|Innovation is often described as “something new or improved that obtains a positive result”. This can be a new process or procedure, a new service, a new product, or just a different way to get something accomplished.
The above however is just the first part of innovation, and amazingly so, often the easier piece. The other major challenge of Innovation is getting the “new or modified” supported, approved, adopted and implemented.
Critical Thinking plays a role in both steps. For this post, I’m going to focus on the second step. Throughout my career, I’ve seen numerous innovative ideas from dozens and dozens of people evaporate because the second step was not well thought out. Simply put, coming up with an idea is one thing, being able to “sell it” is quite another.
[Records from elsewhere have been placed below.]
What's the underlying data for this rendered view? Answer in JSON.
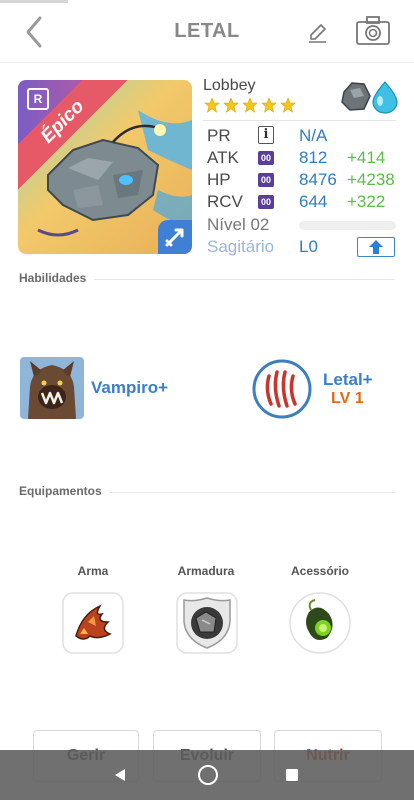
{
  "header": {
    "title": "LETAL"
  },
  "card": {
    "rarity": "Épico",
    "grade_badge": "R",
    "name": "Lobbey",
    "star_count": 5,
    "element_icons": [
      "rock-icon",
      "water-drop-icon"
    ],
    "stats": {
      "pr": {
        "label": "PR",
        "badge": "i",
        "value": "N/A"
      },
      "atk": {
        "label": "ATK",
        "badge": "00",
        "value": "812",
        "bonus": "+414"
      },
      "hp": {
        "label": "HP",
        "badge": "00",
        "value": "8476",
        "bonus": "+4238"
      },
      "rcv": {
        "label": "RCV",
        "badge": "00",
        "value": "644",
        "bonus": "+322"
      }
    },
    "level_label": "Nível 02",
    "class_label": "Sagitário",
    "class_level": "L0"
  },
  "sections": {
    "skills": "Habilidades",
    "equipment": "Equipamentos"
  },
  "skills": [
    {
      "name": "Vampiro+"
    },
    {
      "name": "Letal+",
      "level": "LV 1"
    }
  ],
  "equipment": [
    {
      "label": "Arma"
    },
    {
      "label": "Armadura"
    },
    {
      "label": "Acessório"
    }
  ],
  "actions": {
    "manage": "Gerir",
    "evolve": "Evoluir",
    "feed": "Nutrir"
  },
  "colors": {
    "accent_blue": "#2f7dc4",
    "bonus_green": "#5bbd46",
    "rarity_red": "#e65a68",
    "star_yellow": "#f5c518",
    "level_orange": "#e06a18",
    "feed_red": "#c9421f"
  }
}
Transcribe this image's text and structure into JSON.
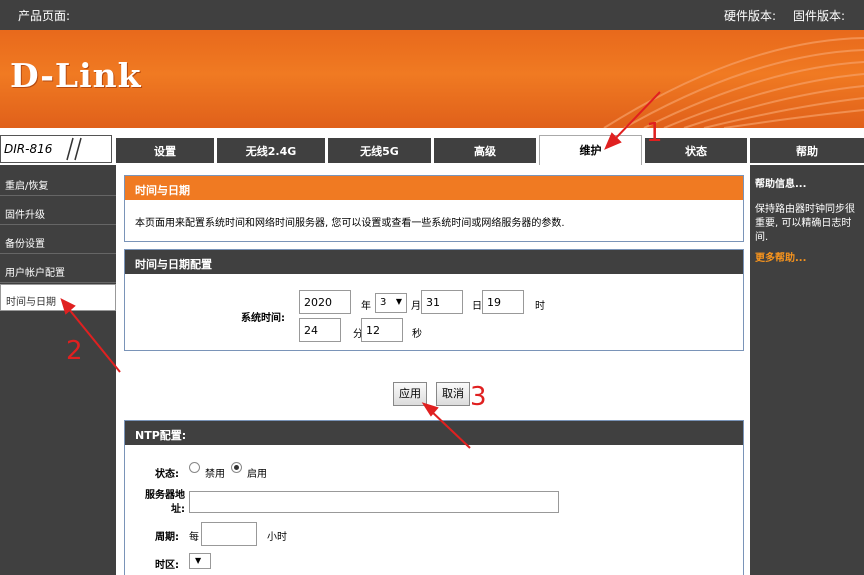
{
  "topbar": {
    "product_page": "产品页面:",
    "hardware_version": "硬件版本:",
    "firmware_version": "固件版本:"
  },
  "brand": {
    "logo": "D-Link",
    "model": "DIR-816"
  },
  "tabs": [
    {
      "label": "设置"
    },
    {
      "label": "无线2.4G"
    },
    {
      "label": "无线5G"
    },
    {
      "label": "高级"
    },
    {
      "label": "维护"
    },
    {
      "label": "状态"
    },
    {
      "label": "帮助"
    }
  ],
  "sidebar": {
    "items": [
      {
        "label": "重启/恢复"
      },
      {
        "label": "固件升级"
      },
      {
        "label": "备份设置"
      },
      {
        "label": "用户帐户配置"
      },
      {
        "label": "时间与日期"
      }
    ]
  },
  "intro": {
    "title": "时间与日期",
    "text": "本页面用来配置系统时间和网络时间服务器, 您可以设置或查看一些系统时间或网络服务器的参数."
  },
  "time_config": {
    "title": "时间与日期配置",
    "system_time_label": "系统时间:",
    "year_value": "2020",
    "year_unit": "年",
    "month_value": "3",
    "month_unit": "月",
    "day_value": "31",
    "day_unit": "日",
    "hour_value": "19",
    "hour_unit": "时",
    "minute_value": "24",
    "minute_unit": "分",
    "second_value": "12",
    "second_unit": "秒"
  },
  "actions": {
    "apply": "应用",
    "cancel": "取消"
  },
  "ntp": {
    "title": "NTP配置:",
    "status_label": "状态:",
    "disable_label": "禁用",
    "enable_label": "启用",
    "server_label": "服务器地址:",
    "server_value": "",
    "period_label": "周期:",
    "period_prefix": "每",
    "period_value": "",
    "period_unit": "小时",
    "timezone_label": "时区:"
  },
  "help": {
    "title": "帮助信息...",
    "text": "保持路由器时钟同步很重要, 可以精确日志时间.",
    "more": "更多帮助..."
  },
  "annotations": [
    "1",
    "2",
    "3"
  ],
  "colors": {
    "accent": "#f07a22",
    "chrome": "#404040",
    "annotation": "#e02020"
  }
}
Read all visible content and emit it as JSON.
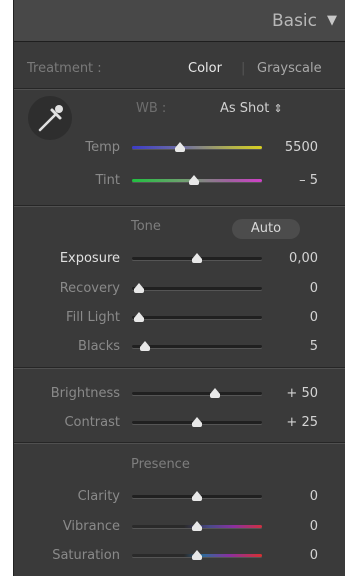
{
  "panel": {
    "title": "Basic",
    "collapse_icon": "triangle-down-icon"
  },
  "treatment": {
    "label": "Treatment :",
    "color": "Color",
    "divider": "|",
    "grayscale": "Grayscale"
  },
  "wb": {
    "label": "WB :",
    "value": "As Shot",
    "arrows": "⇕",
    "eyedropper_icon": "eyedropper-icon"
  },
  "tone": {
    "label": "Tone",
    "auto": "Auto"
  },
  "presence": {
    "label": "Presence"
  },
  "sliders": [
    {
      "label": "Temp",
      "value": "5500",
      "position": 0.37
    },
    {
      "label": "Tint",
      "value": "– 5",
      "position": 0.48
    },
    {
      "label": "Exposure",
      "value": "0,00",
      "position": 0.5
    },
    {
      "label": "Recovery",
      "value": "0",
      "position": 0.05
    },
    {
      "label": "Fill Light",
      "value": "0",
      "position": 0.05
    },
    {
      "label": "Blacks",
      "value": "5",
      "position": 0.1
    },
    {
      "label": "Brightness",
      "value": "+ 50",
      "position": 0.64
    },
    {
      "label": "Contrast",
      "value": "+ 25",
      "position": 0.5
    },
    {
      "label": "Clarity",
      "value": "0",
      "position": 0.5
    },
    {
      "label": "Vibrance",
      "value": "0",
      "position": 0.5
    },
    {
      "label": "Saturation",
      "value": "0",
      "position": 0.5
    }
  ]
}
Ever hear this from leadership? “Hey, we need to think outside-the-box on this one”. This sometimes helps to inspire a group to really get out there and come up with some truly outside-the-box notions. What often happens is that the idea is presented and it’s “too radical”, “too far-fetched”, “too risky”. What that leader really wanted was the group to come up with ideas outside-their-box, but not outside-the-leaders box. [When I hear “think outside-the-box”, I first ask “what’s the box”, because you can’t think outside of it until you know what it is. [See Think Outside the box former post or read Chapter 27 in Think Smarter.]
A very real and often substantial challenge with Innovation is getting others to understand it, agree with it, support it, and approve it. Then, there are changes that are probably required, changes in processes, changes in behavior, perhaps organization changes. Methods that have been used for decades might need to change, perhaps completely discarded. People’s jobs might change, they might need to re-tool, and be retrained. Innovation, while exciting, can be a very scary place.
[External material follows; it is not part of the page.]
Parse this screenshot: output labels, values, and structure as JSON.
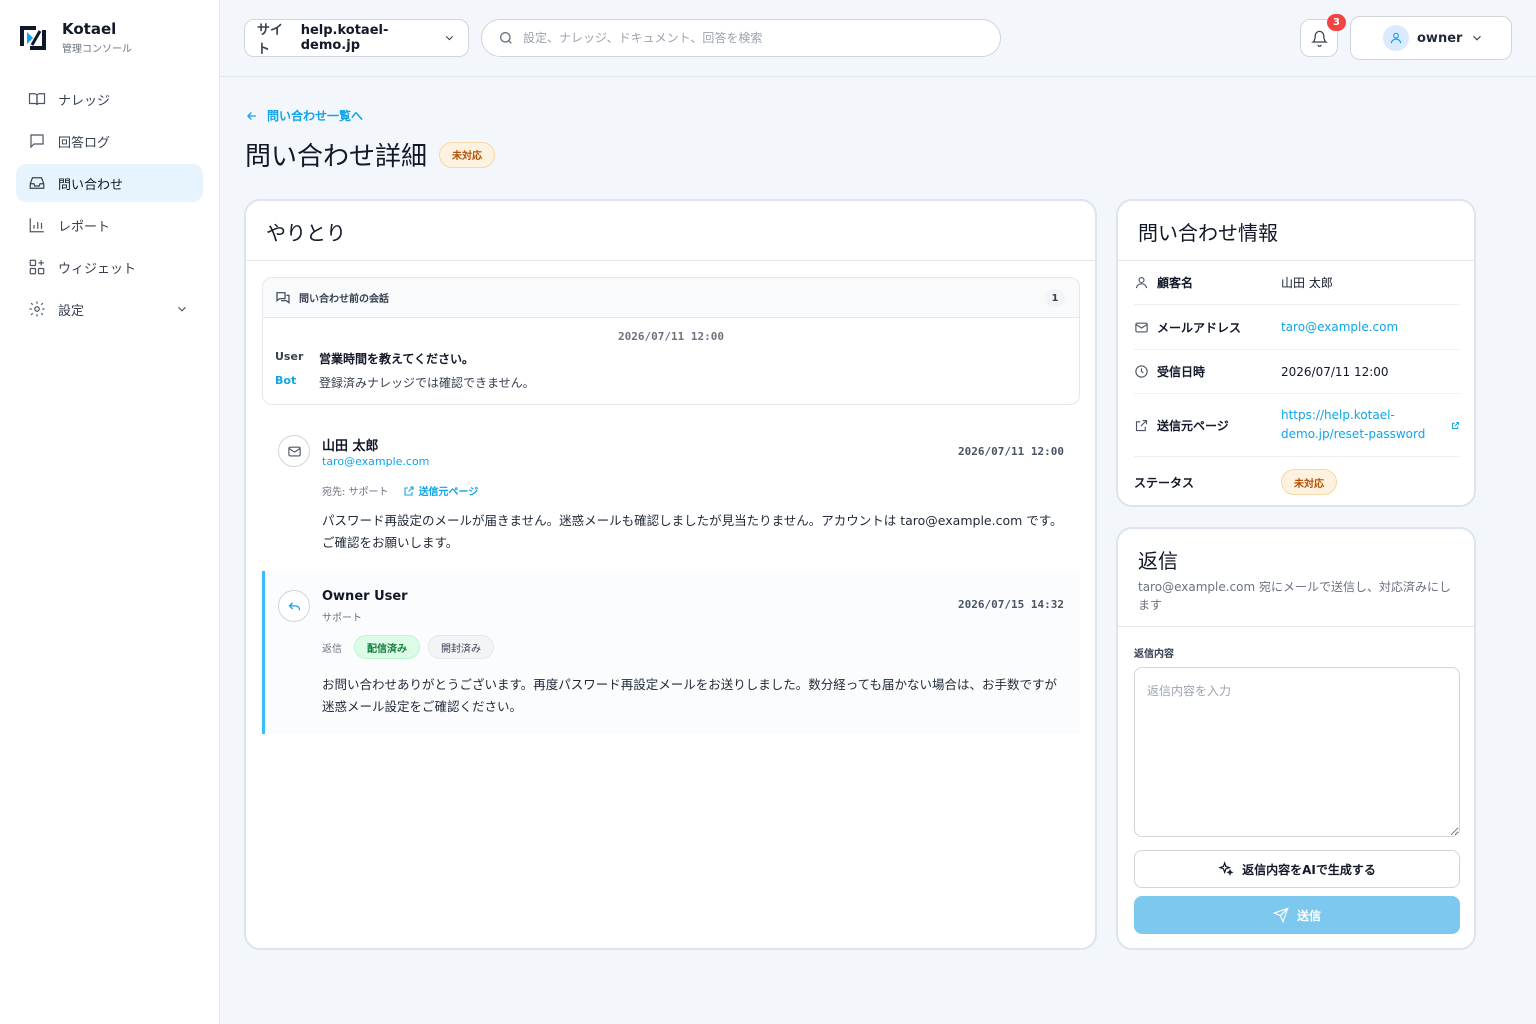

One of the most important components of innovation is risk. The very people who have to approve something innovative may not have any experience with that innovation. They have no track record, and no way to compare it to what they know, what they are familiar with, and what they have been comfortable with for 20+ years. Because of this, it’s almost inevitable, that people will be uncomfortable with an innovative idea because it’s outside of their experience and comfort zone.
Enter Critical Thinking
In Critical Thinking we learn how people come to conclusions, and how to support those conclusions. We learn about what drives disagreements and how to deal with that. We look at the assumptions behind decisions, and why those assumptions are being made. We look at ways to validate assumptions. We look at how our experiences are influencing us, and how our lack of experience may play a role. We look at the data, what others have done, and said, and how that plays a role. We distinguish verifiable, absolutely true facts, from hearsay.
Critical Thinking also includes understanding the beliefs, bias and emotions that people have, and how that influences them. (Note: Contrary to what many assume, critical thinking isn’t thinking without emotion … wish it was true, but we’re human and you can’t think without emotion … sorry).
Critical Thinking provides us with the foundation to present and support our innovative ideas in ways to help others understand them, how we got there, what was considered, what the risks are, how they can be monitored and mitigated. We acknowledge uncertainty and how that’s going to be addressed.
In short, Critical Thinking enables us provide confidence in our thinking and our understanding of the problem, the solutions, the implementation, the changes, the dependencies, the consequences, the risks, and the value. With this, others gain confidence, and are open to listening, and considering the possibility, and to move forward.
Innovation is successful when there is a new idea and only when that new idea is supported, accepted and implemented. Critical Thinking plays a pivotal role in both those steps.